— THE TASK —
Repeat each entry word for word.

[WORKING DATA]

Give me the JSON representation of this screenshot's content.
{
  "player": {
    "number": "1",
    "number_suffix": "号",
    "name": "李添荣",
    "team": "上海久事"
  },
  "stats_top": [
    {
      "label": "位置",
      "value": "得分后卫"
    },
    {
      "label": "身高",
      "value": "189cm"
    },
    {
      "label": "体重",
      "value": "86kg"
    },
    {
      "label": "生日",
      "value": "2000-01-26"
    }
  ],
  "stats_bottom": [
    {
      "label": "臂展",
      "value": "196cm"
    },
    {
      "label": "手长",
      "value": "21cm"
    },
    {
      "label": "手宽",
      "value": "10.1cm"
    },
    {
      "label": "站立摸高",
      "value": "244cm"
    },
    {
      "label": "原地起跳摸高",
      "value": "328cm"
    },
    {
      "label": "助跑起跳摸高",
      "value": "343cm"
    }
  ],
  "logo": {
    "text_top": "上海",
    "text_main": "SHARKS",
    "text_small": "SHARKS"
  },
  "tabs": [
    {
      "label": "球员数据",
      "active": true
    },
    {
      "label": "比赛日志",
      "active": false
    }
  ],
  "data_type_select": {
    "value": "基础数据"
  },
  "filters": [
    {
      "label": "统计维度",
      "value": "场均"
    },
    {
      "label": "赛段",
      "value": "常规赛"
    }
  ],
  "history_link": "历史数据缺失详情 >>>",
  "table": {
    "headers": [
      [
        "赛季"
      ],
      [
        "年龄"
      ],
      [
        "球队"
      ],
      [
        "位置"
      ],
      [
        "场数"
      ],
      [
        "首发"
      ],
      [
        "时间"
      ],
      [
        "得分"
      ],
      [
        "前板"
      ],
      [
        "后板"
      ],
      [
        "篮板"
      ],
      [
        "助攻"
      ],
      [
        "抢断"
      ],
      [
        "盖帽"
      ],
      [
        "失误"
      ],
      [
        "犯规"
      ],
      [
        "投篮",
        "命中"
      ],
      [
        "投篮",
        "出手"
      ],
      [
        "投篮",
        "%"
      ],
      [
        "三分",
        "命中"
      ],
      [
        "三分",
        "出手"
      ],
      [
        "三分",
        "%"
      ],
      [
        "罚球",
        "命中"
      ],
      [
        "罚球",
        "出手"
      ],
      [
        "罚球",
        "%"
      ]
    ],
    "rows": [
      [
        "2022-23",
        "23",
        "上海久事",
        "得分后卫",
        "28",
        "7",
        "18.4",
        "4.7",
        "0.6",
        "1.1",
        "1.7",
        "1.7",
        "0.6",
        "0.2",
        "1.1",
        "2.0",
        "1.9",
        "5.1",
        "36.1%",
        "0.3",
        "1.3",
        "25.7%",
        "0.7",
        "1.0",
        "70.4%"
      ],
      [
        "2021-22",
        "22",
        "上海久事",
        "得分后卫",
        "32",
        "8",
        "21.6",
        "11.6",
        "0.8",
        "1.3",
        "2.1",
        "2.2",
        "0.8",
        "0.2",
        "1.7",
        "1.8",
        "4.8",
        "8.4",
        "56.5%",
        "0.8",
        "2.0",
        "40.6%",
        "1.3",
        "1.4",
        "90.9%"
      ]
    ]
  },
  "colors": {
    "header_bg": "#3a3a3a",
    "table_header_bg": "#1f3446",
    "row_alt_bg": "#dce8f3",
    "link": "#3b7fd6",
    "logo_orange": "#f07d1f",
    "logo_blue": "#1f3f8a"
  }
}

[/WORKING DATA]

— TASK ANSWER —
Give me the JSON representation of this screenshot's content.
{
  "player": {
    "number": "1",
    "number_suffix": "号",
    "name": "李添荣",
    "team": "上海久事"
  },
  "stats_top": [
    {
      "label": "位置",
      "value": "得分后卫"
    },
    {
      "label": "身高",
      "value": "189cm"
    },
    {
      "label": "体重",
      "value": "86kg"
    },
    {
      "label": "生日",
      "value": "2000-01-26"
    }
  ],
  "stats_bottom": [
    {
      "label": "臂展",
      "value": "196cm"
    },
    {
      "label": "手长",
      "value": "21cm"
    },
    {
      "label": "手宽",
      "value": "10.1cm"
    },
    {
      "label": "站立摸高",
      "value": "244cm"
    },
    {
      "label": "原地起跳摸高",
      "value": "328cm"
    },
    {
      "label": "助跑起跳摸高",
      "value": "343cm"
    }
  ],
  "logo": {
    "text_top": "上海",
    "text_main": "SHARKS",
    "text_small": "SHARKS"
  },
  "tabs": [
    {
      "label": "球员数据",
      "active": true
    },
    {
      "label": "比赛日志",
      "active": false
    }
  ],
  "data_type_select": {
    "value": "基础数据"
  },
  "filters": [
    {
      "label": "统计维度",
      "value": "场均"
    },
    {
      "label": "赛段",
      "value": "常规赛"
    }
  ],
  "history_link": "历史数据缺失详情 >>>",
  "table": {
    "headers": [
      [
        "赛季"
      ],
      [
        "年龄"
      ],
      [
        "球队"
      ],
      [
        "位置"
      ],
      [
        "场数"
      ],
      [
        "首发"
      ],
      [
        "时间"
      ],
      [
        "得分"
      ],
      [
        "前板"
      ],
      [
        "后板"
      ],
      [
        "篮板"
      ],
      [
        "助攻"
      ],
      [
        "抢断"
      ],
      [
        "盖帽"
      ],
      [
        "失误"
      ],
      [
        "犯规"
      ],
      [
        "投篮",
        "命中"
      ],
      [
        "投篮",
        "出手"
      ],
      [
        "投篮",
        "%"
      ],
      [
        "三分",
        "命中"
      ],
      [
        "三分",
        "出手"
      ],
      [
        "三分",
        "%"
      ],
      [
        "罚球",
        "命中"
      ],
      [
        "罚球",
        "出手"
      ],
      [
        "罚球",
        "%"
      ]
    ],
    "rows": [
      [
        "2022-23",
        "23",
        "上海久事",
        "得分后卫",
        "28",
        "7",
        "18.4",
        "4.7",
        "0.6",
        "1.1",
        "1.7",
        "1.7",
        "0.6",
        "0.2",
        "1.1",
        "2.0",
        "1.9",
        "5.1",
        "36.1%",
        "0.3",
        "1.3",
        "25.7%",
        "0.7",
        "1.0",
        "70.4%"
      ],
      [
        "2021-22",
        "22",
        "上海久事",
        "得分后卫",
        "32",
        "8",
        "21.6",
        "11.6",
        "0.8",
        "1.3",
        "2.1",
        "2.2",
        "0.8",
        "0.2",
        "1.7",
        "1.8",
        "4.8",
        "8.4",
        "56.5%",
        "0.8",
        "2.0",
        "40.6%",
        "1.3",
        "1.4",
        "90.9%"
      ]
    ]
  },
  "colors": {
    "header_bg": "#3a3a3a",
    "table_header_bg": "#1f3446",
    "row_alt_bg": "#dce8f3",
    "link": "#3b7fd6",
    "logo_orange": "#f07d1f",
    "logo_blue": "#1f3f8a"
  }
}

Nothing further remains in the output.